• AIM OF THE EXERCISE:
Where the word "username" occurs in a line of the listing below, copy that line.

━━ DATA SHOWN ━━

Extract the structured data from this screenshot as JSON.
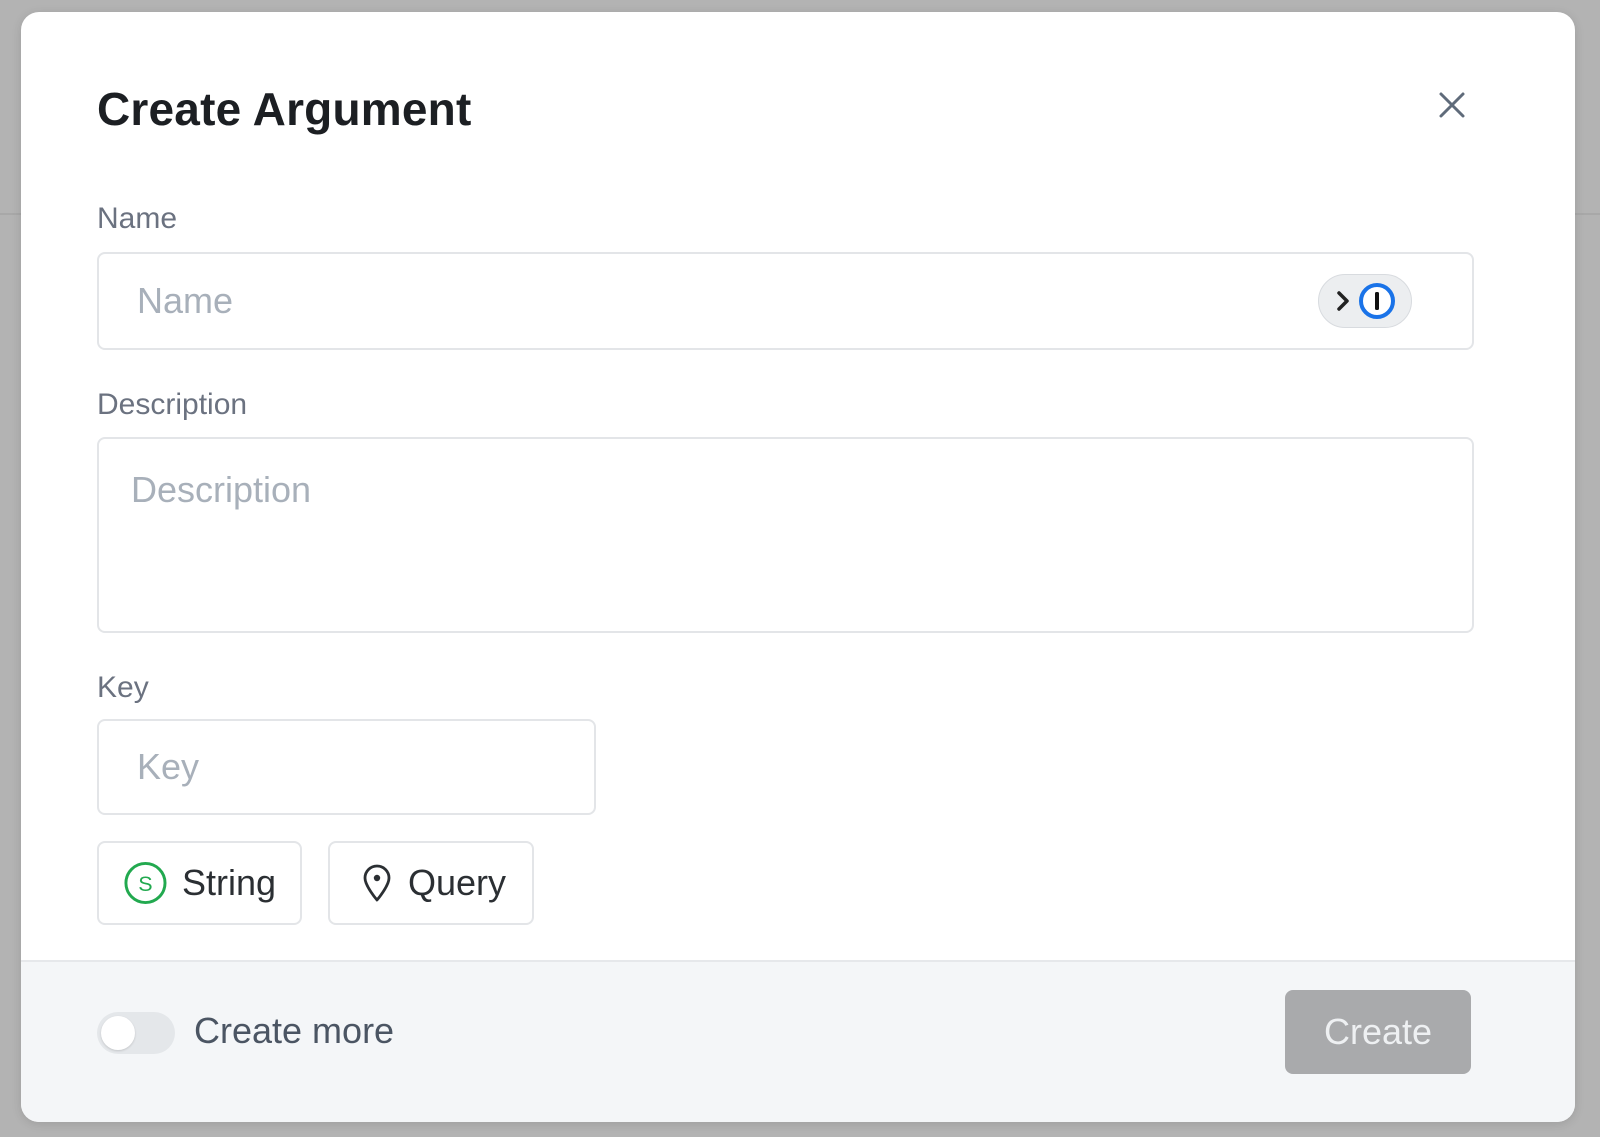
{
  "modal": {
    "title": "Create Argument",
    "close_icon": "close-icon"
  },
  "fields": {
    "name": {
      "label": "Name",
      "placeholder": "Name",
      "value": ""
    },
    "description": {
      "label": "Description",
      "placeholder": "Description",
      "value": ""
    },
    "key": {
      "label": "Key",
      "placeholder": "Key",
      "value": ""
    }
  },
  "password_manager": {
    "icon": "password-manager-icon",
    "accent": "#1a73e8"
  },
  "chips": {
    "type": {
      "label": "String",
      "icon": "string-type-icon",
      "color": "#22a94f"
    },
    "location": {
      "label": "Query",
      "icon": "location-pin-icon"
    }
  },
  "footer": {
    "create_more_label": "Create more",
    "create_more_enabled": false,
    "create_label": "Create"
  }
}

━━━
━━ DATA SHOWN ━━

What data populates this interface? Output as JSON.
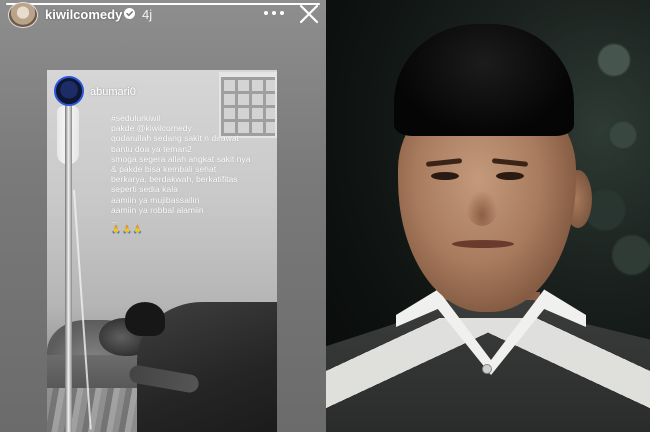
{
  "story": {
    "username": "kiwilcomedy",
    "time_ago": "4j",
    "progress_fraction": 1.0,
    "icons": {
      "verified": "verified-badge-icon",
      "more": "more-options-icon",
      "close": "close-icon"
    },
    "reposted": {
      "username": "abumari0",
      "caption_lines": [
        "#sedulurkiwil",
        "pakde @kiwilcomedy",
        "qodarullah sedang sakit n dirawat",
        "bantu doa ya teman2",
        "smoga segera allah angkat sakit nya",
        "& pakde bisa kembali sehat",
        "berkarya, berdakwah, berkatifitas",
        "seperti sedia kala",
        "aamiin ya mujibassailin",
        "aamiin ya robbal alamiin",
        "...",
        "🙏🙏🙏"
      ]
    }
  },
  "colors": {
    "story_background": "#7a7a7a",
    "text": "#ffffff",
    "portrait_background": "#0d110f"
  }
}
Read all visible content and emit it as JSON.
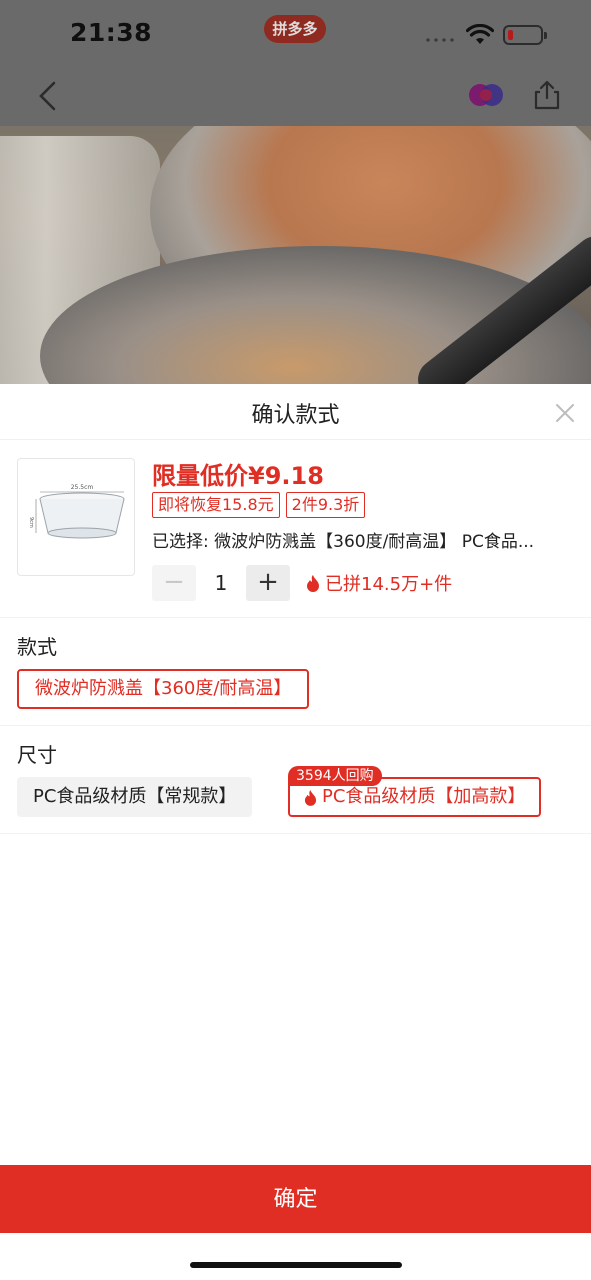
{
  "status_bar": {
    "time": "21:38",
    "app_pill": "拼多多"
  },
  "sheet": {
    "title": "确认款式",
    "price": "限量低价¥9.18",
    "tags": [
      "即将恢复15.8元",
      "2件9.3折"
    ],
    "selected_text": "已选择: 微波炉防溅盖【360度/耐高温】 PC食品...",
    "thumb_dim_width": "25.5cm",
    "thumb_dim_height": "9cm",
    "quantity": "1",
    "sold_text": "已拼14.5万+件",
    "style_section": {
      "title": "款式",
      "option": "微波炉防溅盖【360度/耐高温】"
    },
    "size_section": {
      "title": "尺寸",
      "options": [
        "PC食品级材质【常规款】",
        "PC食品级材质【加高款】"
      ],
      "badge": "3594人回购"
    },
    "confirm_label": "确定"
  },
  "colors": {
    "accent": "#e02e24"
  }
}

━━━

• RESPONSE BELOW:
    "username": "kiwilcomedy",
      "username": "abumari0",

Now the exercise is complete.